What was supposed to be a one-time gig for Wilber Fletcher, producing an oldies but goodies show, has turned into a solid business promoting doo-wop music.
Fletcher, 50, grew up a few blocks from Evans Grill, a Forestville hot spot for soul, rhythm and blues and doo-wop artists in the 1950s. He remembers standing outside as a boy, listening to James Brown, the Platters and the Orioles.
His love for music continued after the Evans Grill closed. When he was a teenager, Fletcher sang in churches in Washington and Prince George's County.
Unable to figure out a way to break into the entertainment business, he opened an auto-repair shop in Forestville but kept looking for ways to tap into his affinity for music.
In the late 1980s, Fletcher reconnected with the owner of the long-closed Forestville club. Eager to share the club's history in Prince George's, he organized a concert at Show Place Arena in 1994, featuring a slate of old-school doo-wop and R&B artists, including the Orioles and the Drifters.
Fletcher said he thought the concert was a one-time thing but it was a major turning point for him.
"People kept walking up to me asking, 'When are you going to do another one?' " Fletcher said.
He called his concert promotions business WLF Productions and formed a partnership with Upper Marlboro resident Sandi Stockton, a nurse.
The two forged a business deal: Fletcher would put Stockton's daughter, a singer in the female doo-wop trio Kimmy & Klasse, in his shows, and Stockton would work for Fletcher's production company.
But the road was not smooth for the start-up promoters.
A blues concert at Prince George's Stadium in Bowie flopped. R&B concerts put them in direct competition with behemoth promoters in the Washington area. Fletcher and Stockton, who personally finance their shows, were expected to pay $25,000 for one artist. Even second-tier performers required thousands of dollars upfront.
"We weren't taking in the money we wanted to take in with the work we were doing competing with big R&B promoters," Stockton said. "When the audience doesn't recognize your name, they are very leery about buying a ticket."
To pay the bills, Fletcher kept fixing cars and Stockton continued working as a nurse.
The duo's luck began to change in 2000, the 50th anniversary of doo-wop. There were television shows and radio specials honoring doo-wop artists and documenting the music's history.

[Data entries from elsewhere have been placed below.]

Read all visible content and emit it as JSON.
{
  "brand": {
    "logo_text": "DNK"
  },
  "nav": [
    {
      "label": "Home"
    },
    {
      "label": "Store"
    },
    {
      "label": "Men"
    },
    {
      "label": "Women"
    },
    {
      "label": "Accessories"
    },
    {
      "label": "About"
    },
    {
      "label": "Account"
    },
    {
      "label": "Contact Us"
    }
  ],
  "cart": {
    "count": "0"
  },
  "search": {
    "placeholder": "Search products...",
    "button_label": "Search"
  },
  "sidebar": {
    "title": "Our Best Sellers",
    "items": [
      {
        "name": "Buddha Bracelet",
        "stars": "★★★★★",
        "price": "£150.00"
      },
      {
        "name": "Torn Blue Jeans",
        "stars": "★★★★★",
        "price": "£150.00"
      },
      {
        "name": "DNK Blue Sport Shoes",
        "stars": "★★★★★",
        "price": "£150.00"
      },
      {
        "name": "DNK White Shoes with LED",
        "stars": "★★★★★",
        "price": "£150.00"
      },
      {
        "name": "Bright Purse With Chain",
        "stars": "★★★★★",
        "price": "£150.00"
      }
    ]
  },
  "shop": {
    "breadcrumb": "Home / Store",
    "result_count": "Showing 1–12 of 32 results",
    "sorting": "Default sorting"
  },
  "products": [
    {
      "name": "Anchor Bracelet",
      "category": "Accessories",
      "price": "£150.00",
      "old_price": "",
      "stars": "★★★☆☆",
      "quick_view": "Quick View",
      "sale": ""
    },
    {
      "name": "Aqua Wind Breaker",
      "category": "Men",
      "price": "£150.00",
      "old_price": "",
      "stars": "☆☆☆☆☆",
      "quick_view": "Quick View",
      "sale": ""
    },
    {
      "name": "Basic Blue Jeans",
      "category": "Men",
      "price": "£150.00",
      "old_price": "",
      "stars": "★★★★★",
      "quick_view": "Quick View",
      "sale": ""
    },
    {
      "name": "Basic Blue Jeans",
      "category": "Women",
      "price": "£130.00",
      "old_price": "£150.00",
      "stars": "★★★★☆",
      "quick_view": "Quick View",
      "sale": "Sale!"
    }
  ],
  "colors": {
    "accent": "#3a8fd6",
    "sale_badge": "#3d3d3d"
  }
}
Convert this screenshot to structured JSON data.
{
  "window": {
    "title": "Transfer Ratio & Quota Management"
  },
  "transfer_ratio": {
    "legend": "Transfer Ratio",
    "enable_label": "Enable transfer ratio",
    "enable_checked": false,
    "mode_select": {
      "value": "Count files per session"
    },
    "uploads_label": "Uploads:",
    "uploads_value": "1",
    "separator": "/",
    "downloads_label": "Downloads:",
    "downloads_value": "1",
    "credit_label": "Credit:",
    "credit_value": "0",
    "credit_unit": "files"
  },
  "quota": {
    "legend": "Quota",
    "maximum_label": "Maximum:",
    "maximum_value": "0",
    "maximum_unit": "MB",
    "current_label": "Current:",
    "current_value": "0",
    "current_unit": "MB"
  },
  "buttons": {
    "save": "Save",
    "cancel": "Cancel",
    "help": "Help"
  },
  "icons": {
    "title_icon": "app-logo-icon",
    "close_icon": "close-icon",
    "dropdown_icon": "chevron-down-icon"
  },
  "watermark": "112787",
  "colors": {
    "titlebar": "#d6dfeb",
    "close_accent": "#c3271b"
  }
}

The media attention inspired Fletcher and Stockton to produce the "Sounds of Doo-Wop" concert series and develop a more focused business plan. They kept concerts cheap, with plenty of $20 seats, and scheduled at least 10 artists to give the show variety. The best-known acts were Frankie Lymon's Teenagers and Pookie Hudson & the Spaniels.
The Teenagers, who are members of the Doo-Wop Hall of Fame, were the first to sing the doo-wop classic, "Why Do Fools Fall in Love," and Pookie Hudson is the singer and writer of the doo-wop classic "Goodnight Sweetheart, Goodnight."
WLF produced four doo-wop concerts in the past two years. The "Sounds of Doo Wop IV," held in August at the 3,000-seat Show Place Arena in Upper Marlboro, nearly sold out.
Fletcher and Stockton, who hope to shed their day jobs and go into music promotion full time, said they hope doo wop will continue to grow in popularity.
They are promoting a "Divas of Doo-Wop" concert on Dec. 20 at Show Place Arena.
"When you think it's dead and gone . . . it's back again," Fletcher said.
-- Krissah Williams